As for the Kurds being our "big allies" and the US going to war to "put Al Qaeda sympathizers in power," the KDP and PUK are already in power in Iraqi Kurdistan and mostly want to maintain their semi-autonomous situation in the northern provinces [an independent Kurdistan is not on the agenda at the moment, and both KDP and PUK have prevented the Turkish PKK (Kurdistan Workers' Party) forces from operating in Iraq], and they know there's not a chance of their comming to power over the rest of Arab Iraq, nor do they want to. There's never been a threat of Kurds taking over Iraq, they just want a regime in Baghdad that isn't out to kill them. They've just been a thorn in Saddam's side and the US keeps Saddam from exterminating them during one of his maniacal whims. Their assistance is useful mostly in that the US won't have to fight them if we attack Iraq. So the US and Iraqi Kurds use each other to some extent. (Similar considerations may apply to the Shiite "Marsh Arabs" in Southern Iraq.)
Sunday, September 15, 2002
Charles Austin finds a one-liner by Billy McKinney that reveals "the problem in a nutshell with the DNC these days."
Paul Wright lays out in whithering detail the aging 60's radicals' fossilized world view and how they are trying to use it to induce political paralysis.
Last week Howell Raines, the editor of the New York Times no less, used Vietnam to twice trump discomfiting questioning on The News Hour, when asked why the NYT was running a campaign against the war, instead of just reporting it. Can you imagine the scorn a young Raines would have heaped on some 60 year old in 1964, who was trying to use a 40 year old war to explain Vietnam?

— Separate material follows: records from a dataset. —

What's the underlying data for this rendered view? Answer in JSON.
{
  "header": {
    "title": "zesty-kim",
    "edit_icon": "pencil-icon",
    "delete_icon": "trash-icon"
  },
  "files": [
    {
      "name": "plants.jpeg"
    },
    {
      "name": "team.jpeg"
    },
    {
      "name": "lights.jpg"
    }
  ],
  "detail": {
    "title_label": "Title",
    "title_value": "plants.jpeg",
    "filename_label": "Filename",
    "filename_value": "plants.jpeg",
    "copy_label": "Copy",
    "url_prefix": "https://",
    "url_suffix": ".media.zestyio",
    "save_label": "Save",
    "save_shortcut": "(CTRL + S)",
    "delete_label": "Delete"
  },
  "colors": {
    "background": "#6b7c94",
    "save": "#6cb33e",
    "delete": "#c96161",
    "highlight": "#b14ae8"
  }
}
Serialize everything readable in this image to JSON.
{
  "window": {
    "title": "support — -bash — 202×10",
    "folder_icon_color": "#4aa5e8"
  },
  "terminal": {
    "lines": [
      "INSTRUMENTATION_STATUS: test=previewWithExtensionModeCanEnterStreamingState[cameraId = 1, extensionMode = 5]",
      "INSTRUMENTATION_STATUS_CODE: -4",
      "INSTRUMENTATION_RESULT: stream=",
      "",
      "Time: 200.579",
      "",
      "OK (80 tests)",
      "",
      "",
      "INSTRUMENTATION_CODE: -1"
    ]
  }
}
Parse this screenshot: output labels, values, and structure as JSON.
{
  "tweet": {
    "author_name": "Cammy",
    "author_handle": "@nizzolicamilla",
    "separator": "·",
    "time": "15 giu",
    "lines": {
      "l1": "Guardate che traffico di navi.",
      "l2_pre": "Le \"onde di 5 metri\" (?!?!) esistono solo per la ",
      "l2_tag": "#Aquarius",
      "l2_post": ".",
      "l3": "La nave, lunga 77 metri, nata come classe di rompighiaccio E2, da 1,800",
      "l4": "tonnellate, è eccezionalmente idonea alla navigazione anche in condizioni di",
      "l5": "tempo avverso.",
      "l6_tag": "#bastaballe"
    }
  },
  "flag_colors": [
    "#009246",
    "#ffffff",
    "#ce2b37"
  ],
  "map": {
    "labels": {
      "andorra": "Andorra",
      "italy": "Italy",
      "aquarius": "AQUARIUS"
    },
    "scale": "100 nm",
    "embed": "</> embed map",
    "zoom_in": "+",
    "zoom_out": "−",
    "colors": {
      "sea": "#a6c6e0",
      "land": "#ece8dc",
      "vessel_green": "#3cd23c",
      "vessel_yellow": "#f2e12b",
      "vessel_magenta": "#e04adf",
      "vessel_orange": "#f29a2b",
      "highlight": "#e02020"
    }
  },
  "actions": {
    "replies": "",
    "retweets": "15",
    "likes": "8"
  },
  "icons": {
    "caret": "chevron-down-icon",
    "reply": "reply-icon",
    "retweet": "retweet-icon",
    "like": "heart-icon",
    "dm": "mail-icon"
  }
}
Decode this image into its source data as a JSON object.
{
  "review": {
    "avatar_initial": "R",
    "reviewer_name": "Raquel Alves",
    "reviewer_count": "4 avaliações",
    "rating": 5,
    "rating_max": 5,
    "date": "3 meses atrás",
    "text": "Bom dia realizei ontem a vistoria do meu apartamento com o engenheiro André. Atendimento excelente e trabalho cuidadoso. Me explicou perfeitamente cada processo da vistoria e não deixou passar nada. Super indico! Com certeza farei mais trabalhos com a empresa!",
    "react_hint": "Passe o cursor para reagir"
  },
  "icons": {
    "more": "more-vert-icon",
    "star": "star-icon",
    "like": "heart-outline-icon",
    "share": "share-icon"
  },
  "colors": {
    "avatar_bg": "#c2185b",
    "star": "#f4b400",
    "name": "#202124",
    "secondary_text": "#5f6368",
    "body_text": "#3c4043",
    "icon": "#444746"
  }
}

But that is what Raines wants to do. His credentials as an anti-Vietnam protester have somehow proofed him against irrelevancy and fogiedom.So, how do the fogies plan to stop the US and its Anglosphere allies?
Simple: shift the rules, and keep shifting them. The People’s Revolution has moved out of the basement and into the newspapers and the Senate Committee Room. Power to the People is now served by delay, equivalence, exploiting the balance of votes on the floor.